In John 1, Nathanael spoke bluntly and with prejudice regarding the Lord Jesus.  In response to Nathanael’s remarks, the Lord Jesus pointed to him and said, “Behold, truly an Israelite, in whom there is no guile.”  This surprised Nathanael Instead of rebuking Nathanael, the Lord Jesus pointed out his strengths and merits.  The secret of the Lord’s communication here was to point out the strengths and merits of people.

Not only did the Lord Jesus communicate in this way, but Paul did as well.  Second Thessalonians is Paul’s second epistle to the church in Thessalonica, which was a very new and young church. In this epistle, Paul approvingly points out their progress saying, “Because your faith grows exceedingly and the love of each one of you all to one another is increasing.”

Consider the responses of both Jesus and Paul when your child is having a problem or difficult time.  Before you point out your child’s problem or difficult time, why not identify one or two of his/her strengths, or maybe acknowledge his/her progress first instead?  Talk about what your child has improved on recently, acknowledge his/her progress, and give him/her encouragement and recognition first. Avoid bringing up the negative sides of the child bluntly, which hinders the child from communicating any further. We need to carefully study Paul’s Epistles and the Lord’s communications in the Gospels to find more. 

The first thing we have to learn in communicating with people is to listen – be quick to hear, slow to speak, slow to wrath (Acts 1:19).  Don’t be so quick to wrath and speak, but ask and inquire first,  understand what is on one’s mind, and listen to what one’s problem is. Why do people have two ears but only one mouth?
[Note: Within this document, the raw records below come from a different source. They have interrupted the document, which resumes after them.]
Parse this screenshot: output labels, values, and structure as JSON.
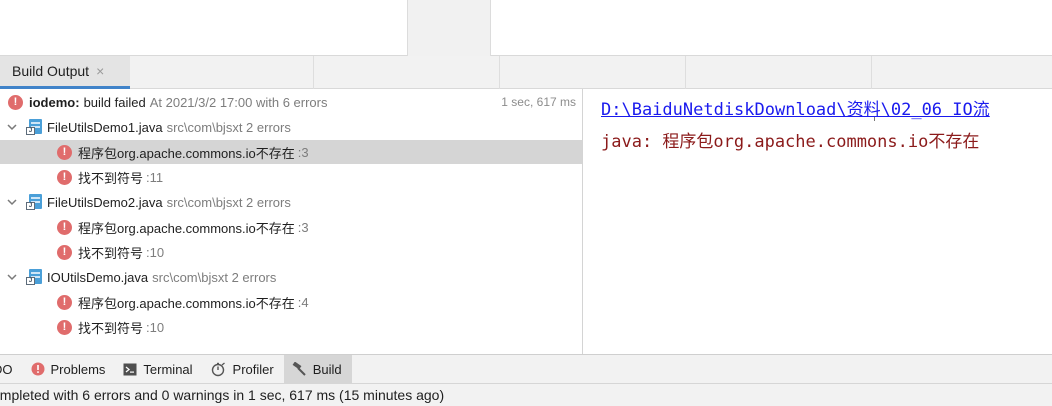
{
  "header": {
    "tab_label": "Build Output",
    "close_glyph": "×"
  },
  "tree": {
    "root": {
      "project": "iodemo:",
      "status": "build failed",
      "detail": "At 2021/3/2 17:00 with 6 errors",
      "duration": "1 sec, 617 ms"
    },
    "files": [
      {
        "name": "FileUtilsDemo1.java",
        "path": "src\\com\\bjsxt 2 errors",
        "errors": [
          {
            "message": "程序包org.apache.commons.io不存在",
            "line": ":3"
          },
          {
            "message": "找不到符号",
            "line": ":11"
          }
        ]
      },
      {
        "name": "FileUtilsDemo2.java",
        "path": "src\\com\\bjsxt 2 errors",
        "errors": [
          {
            "message": "程序包org.apache.commons.io不存在",
            "line": ":3"
          },
          {
            "message": "找不到符号",
            "line": ":10"
          }
        ]
      },
      {
        "name": "IOUtilsDemo.java",
        "path": "src\\com\\bjsxt 2 errors",
        "errors": [
          {
            "message": "程序包org.apache.commons.io不存在",
            "line": ":4"
          },
          {
            "message": "找不到符号",
            "line": ":10"
          }
        ]
      }
    ]
  },
  "console": {
    "path_link": "D:\\BaiduNetdiskDownload\\资料\\02_06 IO流",
    "message": "java: 程序包org.apache.commons.io不存在"
  },
  "toolbar": {
    "todo": "DO",
    "problems": "Problems",
    "terminal": "Terminal",
    "profiler": "Profiler",
    "build": "Build"
  },
  "status": {
    "text": "ompleted with 6 errors and 0 warnings in 1 sec, 617 ms (15 minutes ago)"
  },
  "colors": {
    "error": "#e06c6c",
    "link": "#1a1aee",
    "console_error": "#8b1a1a",
    "accent": "#4083c9"
  }
}
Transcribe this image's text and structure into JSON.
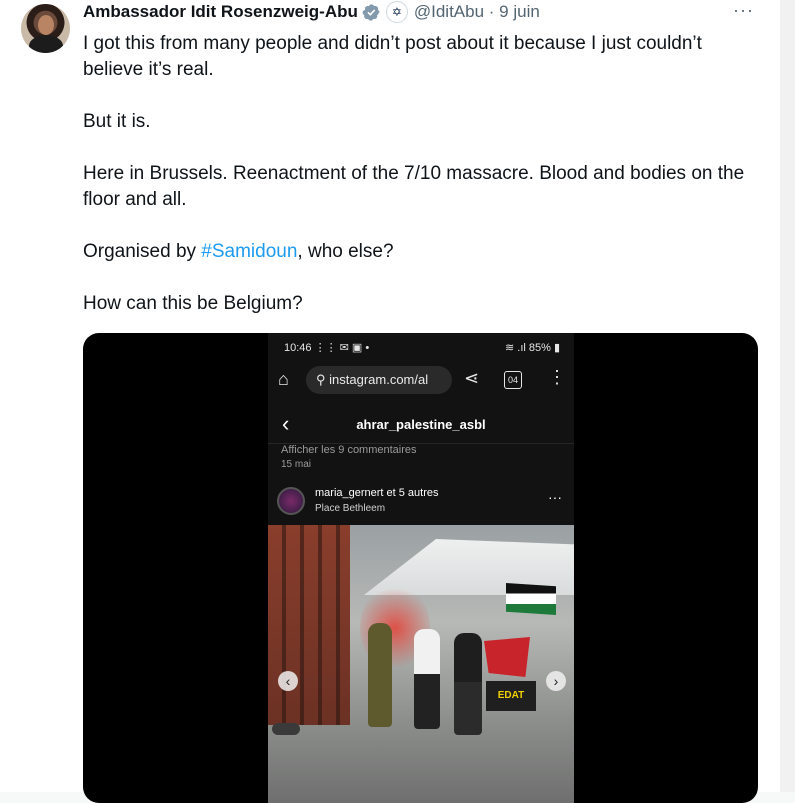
{
  "tweet": {
    "author_name": "Ambassador Idit Rosenzweig-Abu",
    "handle_date": "@IditAbu · 9 juin",
    "more_label": "···",
    "paragraphs": [
      "I got this from many people and didn’t post about  it because I just couldn’t believe it’s real.",
      "But it is.",
      "Here in Brussels. Reenactment of the 7/10 massacre. Blood and bodies on the floor and all."
    ],
    "p4_before": "Organised by ",
    "p4_hashtag": "#Samidoun",
    "p4_after": ", who else?",
    "p5": "How can this be Belgium?"
  },
  "icons": {
    "verified": "verified-badge-icon",
    "affiliation": "affiliation-badge-icon",
    "more": "more-icon"
  },
  "media": {
    "status_time": "10:46 ⋮⋮ ✉ ▣ •",
    "status_right": "≋ .ıl 85% ▮",
    "url": "instagram.com/al",
    "tabs_count": "04",
    "ig_username": "ahrar_palestine_asbl",
    "comments_link": "Afficher les 9 commentaires",
    "post_date": "15 mai",
    "post_user": "maria_gernert et 5 autres",
    "post_location": "Place Bethleem",
    "banner_text": "EDAT"
  },
  "colors": {
    "accent": "#1d9bf0",
    "verified": "#829aab"
  }
}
We are told to listen more and to talk less, but this is so hard for parents! 

Before we communicate with our children, can we first fellowship with the Lord, pray, stay in His presence, and think about what to say to our children?  Before we point out their problems, can we first point out their progress and tell them the points that deserve to be affirmed so that their hearts can be opened to share with us when we ask them to tell us their problems?  Once they share the problem with us, the problem is almost solved and we don’t need to point it out again.  These are  things we need to learn.